Moon Duo, ‘Circles’ – Album Review
Don't get it twisted: Ralph Waldo Emerson was one of America's greatest rock stars. Emerson's finest moment -- his 1837 speech to the Phi Beta Kappa society -- was also his most defiantly rock 'n' roll. Here, the brazen and brainy Emerson called for a collective American intellect -- "The American Scholar" as we know it now -- to replace the staid British standard. It was the 19th century equivalent of Bob Dylan's electric Royal Albert Hall concert encore.
(You know: "Judas!" "Play it f-----' loud!")
Now, Emerson has his fingerprints all over 'Circles,' the latest from Sacred Bones Records fuzz philosophers Moon Duo. The album title refers to the Emerson essay of the same name, in which he expounds on his transcendental view of the world as a series of overlapping, inter-revolving circles. (These include the eye, the horizon, the celestial spheres and so forth, and at some point, the whole thing collapses back in upon itself, if I remember correctly.) Obviously, the album has a primo intellectual pedigree, but does it rock?
Yeah, it rocks. It rocks, swaggers and rattles your white meat with lumbering fuzz and a proto-punk skeleton of thumping ribal drums. This kind of spacey primitivism is a simple noise that's hard to capture and even harder to do well. After all, a lot of bands try to bridge the void between Sun Ra and Silver Apples (or maybe Amon Duul and whatever drag band is cool this month -- you can really go crazy with this one) and fail spectacularly.

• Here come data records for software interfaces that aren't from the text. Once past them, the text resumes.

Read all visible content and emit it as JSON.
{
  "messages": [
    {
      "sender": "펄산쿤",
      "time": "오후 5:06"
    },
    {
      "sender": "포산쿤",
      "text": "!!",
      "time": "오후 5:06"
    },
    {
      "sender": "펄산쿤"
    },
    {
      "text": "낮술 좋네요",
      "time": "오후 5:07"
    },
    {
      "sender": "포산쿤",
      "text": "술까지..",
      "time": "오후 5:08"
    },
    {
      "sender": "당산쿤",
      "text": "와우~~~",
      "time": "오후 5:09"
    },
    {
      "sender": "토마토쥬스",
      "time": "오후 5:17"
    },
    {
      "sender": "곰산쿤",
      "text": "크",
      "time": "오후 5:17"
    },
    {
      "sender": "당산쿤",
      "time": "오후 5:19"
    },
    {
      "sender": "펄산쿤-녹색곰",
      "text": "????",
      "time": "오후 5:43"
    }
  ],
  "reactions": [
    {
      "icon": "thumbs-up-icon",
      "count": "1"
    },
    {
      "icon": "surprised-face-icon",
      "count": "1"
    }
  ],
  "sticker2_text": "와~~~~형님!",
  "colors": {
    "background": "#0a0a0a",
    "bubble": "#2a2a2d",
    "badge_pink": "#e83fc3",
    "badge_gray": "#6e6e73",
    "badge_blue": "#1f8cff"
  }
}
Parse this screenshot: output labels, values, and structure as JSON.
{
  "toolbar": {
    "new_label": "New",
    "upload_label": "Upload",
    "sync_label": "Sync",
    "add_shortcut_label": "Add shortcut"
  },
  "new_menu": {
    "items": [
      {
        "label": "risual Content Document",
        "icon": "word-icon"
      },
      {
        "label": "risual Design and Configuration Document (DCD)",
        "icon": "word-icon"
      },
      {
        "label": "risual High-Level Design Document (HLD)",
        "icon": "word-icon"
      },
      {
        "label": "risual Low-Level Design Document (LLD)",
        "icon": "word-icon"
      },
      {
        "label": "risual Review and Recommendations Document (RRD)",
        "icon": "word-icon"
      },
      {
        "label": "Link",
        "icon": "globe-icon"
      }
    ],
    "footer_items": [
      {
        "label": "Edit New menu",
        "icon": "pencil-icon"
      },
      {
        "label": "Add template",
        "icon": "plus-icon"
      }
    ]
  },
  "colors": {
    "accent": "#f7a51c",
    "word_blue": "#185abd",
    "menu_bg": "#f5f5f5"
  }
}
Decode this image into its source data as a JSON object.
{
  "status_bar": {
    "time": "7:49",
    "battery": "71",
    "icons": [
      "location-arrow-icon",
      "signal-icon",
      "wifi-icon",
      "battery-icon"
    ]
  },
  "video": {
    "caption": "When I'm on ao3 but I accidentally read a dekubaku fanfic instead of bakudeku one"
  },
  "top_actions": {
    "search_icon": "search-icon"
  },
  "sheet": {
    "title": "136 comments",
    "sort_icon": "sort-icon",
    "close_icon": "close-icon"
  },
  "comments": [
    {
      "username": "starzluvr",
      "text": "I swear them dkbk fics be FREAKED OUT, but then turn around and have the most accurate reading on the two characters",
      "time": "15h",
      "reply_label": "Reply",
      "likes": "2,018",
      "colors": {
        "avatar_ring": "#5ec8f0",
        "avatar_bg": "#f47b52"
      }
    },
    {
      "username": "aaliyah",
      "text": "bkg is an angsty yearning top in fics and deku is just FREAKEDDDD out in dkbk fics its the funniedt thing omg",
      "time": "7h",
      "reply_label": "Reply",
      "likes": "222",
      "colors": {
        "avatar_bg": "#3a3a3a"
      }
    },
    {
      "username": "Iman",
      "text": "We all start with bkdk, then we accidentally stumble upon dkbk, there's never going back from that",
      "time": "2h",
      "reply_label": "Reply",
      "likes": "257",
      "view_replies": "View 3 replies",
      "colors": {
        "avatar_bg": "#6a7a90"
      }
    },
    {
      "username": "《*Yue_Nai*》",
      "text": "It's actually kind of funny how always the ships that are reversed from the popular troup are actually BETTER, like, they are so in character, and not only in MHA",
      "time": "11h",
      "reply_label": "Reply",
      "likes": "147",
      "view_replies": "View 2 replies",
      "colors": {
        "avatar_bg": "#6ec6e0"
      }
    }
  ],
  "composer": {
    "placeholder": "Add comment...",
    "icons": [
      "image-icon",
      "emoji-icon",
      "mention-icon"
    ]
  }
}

But with this album -- as with their previous one, 'Mazes' -- the San Francisco two-piece conjures a confident, fifth-dimension hedonism that gets sucked in through the third eye, rearranged in the libido, rewired through a Big Muff pedal and blown back into the universal, vibrational Tesla coil, uh, thingy.
The opening track, 'Sleepwalker,' is a clinic on how to pull off proper psychedelic space garage rock, with its motorik drum intro leading the way into some pretty radical tambourine abuse and Ray Manzarek-stamped organ skronk before singer Ripley Johnson (of Wooden Shijps) begins to intone into an echoey sonic ether and the duo repeats it all over again.
That's pretty much the formula for the entire album. Although they do get downright beachy on songs like the title track and 'Trails,' Moon Duo take a hardline cue from the Byrds, or the Byrds that would have existed had they been around for DMT and digital wave distortion.
It doesn't take a genius to make an album like this -- just a nice cache of pedals and a cool taste in records -- which is exactly why I can't recommend it enough. If you're looking for music that puts on airs, go listen to that Grizzly Bear album again.